> Work instruction
Copy out each line of the data that includes the string "underlined".
..............................
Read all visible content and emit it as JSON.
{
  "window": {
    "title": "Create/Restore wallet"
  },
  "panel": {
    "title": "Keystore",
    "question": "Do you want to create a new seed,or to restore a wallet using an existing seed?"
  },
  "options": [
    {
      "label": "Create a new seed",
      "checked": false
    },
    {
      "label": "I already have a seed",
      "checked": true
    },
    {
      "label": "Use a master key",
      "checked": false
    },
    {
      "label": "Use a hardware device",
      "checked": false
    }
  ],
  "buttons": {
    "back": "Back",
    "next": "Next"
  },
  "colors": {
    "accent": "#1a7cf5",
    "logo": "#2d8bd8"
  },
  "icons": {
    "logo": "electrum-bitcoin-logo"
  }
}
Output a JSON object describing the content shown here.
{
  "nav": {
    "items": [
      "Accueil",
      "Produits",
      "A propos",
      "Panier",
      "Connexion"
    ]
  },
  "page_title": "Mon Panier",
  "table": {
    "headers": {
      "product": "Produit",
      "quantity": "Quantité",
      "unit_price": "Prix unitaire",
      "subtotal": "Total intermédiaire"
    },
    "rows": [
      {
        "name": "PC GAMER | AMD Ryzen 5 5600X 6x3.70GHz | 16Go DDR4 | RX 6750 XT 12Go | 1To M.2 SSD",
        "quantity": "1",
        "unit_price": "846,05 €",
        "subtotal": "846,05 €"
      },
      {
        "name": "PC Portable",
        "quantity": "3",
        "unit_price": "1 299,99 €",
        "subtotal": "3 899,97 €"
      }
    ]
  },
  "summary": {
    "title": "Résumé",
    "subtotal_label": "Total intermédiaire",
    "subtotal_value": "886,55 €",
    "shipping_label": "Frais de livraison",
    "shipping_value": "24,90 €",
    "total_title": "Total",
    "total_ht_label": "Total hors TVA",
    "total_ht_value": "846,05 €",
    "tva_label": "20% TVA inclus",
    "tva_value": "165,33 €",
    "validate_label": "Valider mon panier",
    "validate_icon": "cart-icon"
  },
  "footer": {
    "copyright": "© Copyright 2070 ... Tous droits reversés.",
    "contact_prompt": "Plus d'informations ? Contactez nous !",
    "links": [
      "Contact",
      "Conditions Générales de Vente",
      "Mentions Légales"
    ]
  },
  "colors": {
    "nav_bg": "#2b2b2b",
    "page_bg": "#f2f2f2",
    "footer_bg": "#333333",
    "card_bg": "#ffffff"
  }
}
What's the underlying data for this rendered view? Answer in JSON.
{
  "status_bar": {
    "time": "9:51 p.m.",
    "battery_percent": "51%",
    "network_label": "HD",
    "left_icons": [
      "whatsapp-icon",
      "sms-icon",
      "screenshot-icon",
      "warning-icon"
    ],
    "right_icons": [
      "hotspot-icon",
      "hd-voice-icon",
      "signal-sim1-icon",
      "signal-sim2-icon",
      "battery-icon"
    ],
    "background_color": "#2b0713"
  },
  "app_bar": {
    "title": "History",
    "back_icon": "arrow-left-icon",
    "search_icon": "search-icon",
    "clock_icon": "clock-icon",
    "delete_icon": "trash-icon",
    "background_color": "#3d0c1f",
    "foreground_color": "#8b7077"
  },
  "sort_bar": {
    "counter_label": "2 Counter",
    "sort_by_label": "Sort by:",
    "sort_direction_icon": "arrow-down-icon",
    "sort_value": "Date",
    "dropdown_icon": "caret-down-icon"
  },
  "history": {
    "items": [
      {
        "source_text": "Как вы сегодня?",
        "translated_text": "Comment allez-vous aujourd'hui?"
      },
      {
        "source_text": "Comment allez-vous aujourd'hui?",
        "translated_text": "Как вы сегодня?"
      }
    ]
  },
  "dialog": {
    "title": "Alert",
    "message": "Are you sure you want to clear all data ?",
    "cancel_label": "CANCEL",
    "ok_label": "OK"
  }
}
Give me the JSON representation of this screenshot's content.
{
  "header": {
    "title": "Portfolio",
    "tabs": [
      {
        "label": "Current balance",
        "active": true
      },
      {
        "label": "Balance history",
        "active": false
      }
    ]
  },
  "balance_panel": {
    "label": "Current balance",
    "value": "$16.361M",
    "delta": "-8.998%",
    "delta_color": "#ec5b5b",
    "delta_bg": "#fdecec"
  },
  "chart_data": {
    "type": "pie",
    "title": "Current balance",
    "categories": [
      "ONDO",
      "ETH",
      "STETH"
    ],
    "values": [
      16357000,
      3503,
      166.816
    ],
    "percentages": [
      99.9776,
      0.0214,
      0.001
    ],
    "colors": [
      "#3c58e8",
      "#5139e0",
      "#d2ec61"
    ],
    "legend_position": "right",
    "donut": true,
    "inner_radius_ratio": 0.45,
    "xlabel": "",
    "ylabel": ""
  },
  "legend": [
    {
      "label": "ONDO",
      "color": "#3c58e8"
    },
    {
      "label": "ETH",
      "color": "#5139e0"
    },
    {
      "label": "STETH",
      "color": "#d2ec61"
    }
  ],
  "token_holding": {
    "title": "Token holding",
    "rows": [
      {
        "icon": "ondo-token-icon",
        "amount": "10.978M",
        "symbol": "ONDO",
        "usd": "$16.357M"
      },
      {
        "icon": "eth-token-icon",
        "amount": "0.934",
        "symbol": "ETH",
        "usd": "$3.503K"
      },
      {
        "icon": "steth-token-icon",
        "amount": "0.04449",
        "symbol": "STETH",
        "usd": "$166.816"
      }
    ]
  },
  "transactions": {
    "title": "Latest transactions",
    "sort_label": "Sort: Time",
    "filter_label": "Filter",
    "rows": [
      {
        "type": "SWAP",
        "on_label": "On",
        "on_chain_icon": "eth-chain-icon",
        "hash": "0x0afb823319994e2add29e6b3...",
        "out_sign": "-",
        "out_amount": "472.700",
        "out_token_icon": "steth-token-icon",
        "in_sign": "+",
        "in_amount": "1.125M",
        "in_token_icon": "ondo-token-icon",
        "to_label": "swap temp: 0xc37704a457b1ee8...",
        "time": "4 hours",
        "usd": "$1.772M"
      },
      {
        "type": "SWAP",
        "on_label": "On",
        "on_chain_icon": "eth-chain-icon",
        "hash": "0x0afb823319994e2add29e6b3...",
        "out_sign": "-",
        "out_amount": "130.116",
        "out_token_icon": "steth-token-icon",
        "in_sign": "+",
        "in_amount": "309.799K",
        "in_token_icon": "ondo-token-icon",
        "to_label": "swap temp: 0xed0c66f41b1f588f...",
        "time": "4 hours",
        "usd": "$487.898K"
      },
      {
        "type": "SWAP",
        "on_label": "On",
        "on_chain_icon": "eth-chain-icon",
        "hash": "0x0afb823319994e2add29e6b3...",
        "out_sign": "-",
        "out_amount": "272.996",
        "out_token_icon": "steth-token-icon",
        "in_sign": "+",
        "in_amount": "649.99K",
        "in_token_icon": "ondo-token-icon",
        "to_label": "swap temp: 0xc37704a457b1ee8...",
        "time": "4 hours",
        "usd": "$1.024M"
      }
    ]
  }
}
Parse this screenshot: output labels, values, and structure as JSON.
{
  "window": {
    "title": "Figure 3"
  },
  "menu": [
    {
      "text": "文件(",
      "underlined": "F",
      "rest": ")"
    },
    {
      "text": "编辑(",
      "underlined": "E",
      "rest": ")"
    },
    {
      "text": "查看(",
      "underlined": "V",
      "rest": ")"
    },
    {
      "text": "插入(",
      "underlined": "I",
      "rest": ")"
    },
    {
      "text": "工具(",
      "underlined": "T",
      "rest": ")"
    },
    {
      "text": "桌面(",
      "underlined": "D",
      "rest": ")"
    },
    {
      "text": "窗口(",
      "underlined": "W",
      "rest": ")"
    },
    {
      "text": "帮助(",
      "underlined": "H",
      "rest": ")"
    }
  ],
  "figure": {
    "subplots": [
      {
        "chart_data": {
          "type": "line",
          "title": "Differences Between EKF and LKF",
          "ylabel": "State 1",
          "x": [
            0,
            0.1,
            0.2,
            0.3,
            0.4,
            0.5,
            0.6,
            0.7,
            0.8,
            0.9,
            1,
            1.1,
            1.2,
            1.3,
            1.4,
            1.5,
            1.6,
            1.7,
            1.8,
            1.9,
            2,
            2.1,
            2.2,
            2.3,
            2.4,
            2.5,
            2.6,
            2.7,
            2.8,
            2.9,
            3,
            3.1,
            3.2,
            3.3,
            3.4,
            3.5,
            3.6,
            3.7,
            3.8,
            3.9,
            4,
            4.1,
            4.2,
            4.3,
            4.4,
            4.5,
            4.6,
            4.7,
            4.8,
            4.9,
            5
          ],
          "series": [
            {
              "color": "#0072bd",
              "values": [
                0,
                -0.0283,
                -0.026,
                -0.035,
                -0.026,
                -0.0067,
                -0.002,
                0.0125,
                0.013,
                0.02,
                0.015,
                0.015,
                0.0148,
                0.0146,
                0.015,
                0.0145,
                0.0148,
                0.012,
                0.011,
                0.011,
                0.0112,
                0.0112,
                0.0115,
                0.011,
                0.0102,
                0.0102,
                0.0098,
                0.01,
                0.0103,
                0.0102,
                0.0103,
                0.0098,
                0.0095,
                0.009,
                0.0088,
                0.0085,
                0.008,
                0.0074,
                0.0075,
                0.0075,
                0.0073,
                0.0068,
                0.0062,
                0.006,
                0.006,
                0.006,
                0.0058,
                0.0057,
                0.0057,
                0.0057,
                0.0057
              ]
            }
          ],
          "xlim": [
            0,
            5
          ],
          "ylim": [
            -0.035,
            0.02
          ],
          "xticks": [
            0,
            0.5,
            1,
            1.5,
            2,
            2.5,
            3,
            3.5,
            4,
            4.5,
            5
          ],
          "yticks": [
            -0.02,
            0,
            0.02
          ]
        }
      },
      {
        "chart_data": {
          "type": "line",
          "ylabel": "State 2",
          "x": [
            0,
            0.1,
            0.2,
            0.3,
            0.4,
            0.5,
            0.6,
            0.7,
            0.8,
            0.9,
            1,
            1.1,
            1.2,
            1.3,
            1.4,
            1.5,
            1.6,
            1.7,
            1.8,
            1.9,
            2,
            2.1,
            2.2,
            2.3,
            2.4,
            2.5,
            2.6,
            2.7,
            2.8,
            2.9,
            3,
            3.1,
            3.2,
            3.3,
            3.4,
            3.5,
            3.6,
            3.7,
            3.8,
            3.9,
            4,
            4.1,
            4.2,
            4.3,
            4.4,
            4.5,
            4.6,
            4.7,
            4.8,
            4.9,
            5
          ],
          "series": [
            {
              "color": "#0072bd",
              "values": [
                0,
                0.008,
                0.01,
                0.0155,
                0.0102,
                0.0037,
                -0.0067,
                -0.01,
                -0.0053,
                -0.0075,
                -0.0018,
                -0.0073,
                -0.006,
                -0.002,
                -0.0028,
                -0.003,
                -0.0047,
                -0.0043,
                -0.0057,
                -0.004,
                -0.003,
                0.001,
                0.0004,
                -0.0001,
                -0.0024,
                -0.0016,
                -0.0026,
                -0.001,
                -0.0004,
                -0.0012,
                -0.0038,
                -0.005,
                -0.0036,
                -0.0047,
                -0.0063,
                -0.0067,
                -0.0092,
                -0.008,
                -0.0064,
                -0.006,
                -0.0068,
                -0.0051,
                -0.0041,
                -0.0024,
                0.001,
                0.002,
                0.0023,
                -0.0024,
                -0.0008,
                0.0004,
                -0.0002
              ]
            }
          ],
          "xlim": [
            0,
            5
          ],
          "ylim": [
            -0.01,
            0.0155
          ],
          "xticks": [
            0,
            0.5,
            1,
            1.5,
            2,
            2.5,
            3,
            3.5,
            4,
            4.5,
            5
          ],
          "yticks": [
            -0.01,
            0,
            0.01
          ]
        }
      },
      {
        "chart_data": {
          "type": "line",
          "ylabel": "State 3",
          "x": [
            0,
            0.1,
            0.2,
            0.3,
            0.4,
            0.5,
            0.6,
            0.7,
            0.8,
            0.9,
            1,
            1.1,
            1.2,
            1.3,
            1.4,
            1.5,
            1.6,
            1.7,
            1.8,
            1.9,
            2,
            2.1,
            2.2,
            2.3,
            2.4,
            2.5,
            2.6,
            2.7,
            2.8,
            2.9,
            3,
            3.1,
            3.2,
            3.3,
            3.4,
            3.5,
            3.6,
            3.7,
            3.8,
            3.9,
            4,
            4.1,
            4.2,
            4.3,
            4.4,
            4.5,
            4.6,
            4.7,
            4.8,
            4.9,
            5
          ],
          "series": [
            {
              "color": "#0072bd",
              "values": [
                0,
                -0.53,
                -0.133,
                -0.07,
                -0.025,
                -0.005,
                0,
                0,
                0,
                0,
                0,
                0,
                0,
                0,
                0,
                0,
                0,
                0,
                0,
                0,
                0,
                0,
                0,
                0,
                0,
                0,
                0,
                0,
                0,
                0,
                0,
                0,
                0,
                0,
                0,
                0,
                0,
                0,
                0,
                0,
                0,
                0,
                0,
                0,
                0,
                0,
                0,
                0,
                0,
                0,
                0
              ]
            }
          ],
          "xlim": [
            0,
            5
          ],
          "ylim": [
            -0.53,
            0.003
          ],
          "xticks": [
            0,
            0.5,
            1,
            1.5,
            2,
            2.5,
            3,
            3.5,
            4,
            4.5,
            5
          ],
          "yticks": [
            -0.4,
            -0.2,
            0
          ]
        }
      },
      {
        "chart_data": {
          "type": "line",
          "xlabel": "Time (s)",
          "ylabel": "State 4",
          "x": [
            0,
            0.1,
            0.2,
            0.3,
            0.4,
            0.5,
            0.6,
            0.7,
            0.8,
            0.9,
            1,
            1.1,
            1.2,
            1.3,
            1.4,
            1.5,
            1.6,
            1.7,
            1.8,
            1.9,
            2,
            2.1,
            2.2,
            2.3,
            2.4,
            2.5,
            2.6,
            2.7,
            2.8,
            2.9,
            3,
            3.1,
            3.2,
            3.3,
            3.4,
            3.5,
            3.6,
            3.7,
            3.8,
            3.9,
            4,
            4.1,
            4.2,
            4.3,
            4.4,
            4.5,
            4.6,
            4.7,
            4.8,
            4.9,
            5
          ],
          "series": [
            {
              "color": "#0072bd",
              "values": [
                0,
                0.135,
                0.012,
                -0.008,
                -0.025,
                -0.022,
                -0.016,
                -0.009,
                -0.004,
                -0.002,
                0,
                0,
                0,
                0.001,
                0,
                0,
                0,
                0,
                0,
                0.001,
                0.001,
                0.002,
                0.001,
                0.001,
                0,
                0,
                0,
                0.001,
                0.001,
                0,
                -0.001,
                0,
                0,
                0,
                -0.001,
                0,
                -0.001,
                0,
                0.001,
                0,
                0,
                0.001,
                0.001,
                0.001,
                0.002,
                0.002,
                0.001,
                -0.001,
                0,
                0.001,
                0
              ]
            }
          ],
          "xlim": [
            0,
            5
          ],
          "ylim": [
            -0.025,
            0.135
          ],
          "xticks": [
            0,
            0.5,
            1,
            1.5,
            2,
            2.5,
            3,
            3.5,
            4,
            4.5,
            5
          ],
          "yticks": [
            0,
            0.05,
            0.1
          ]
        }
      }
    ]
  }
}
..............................
> Solution for this problem
      "underlined": "F",
      "underlined": "E",
      "underlined": "V",
      "underlined": "I",
      "underlined": "T",
      "underlined": "D",
      "underlined": "W",
      "underlined": "H",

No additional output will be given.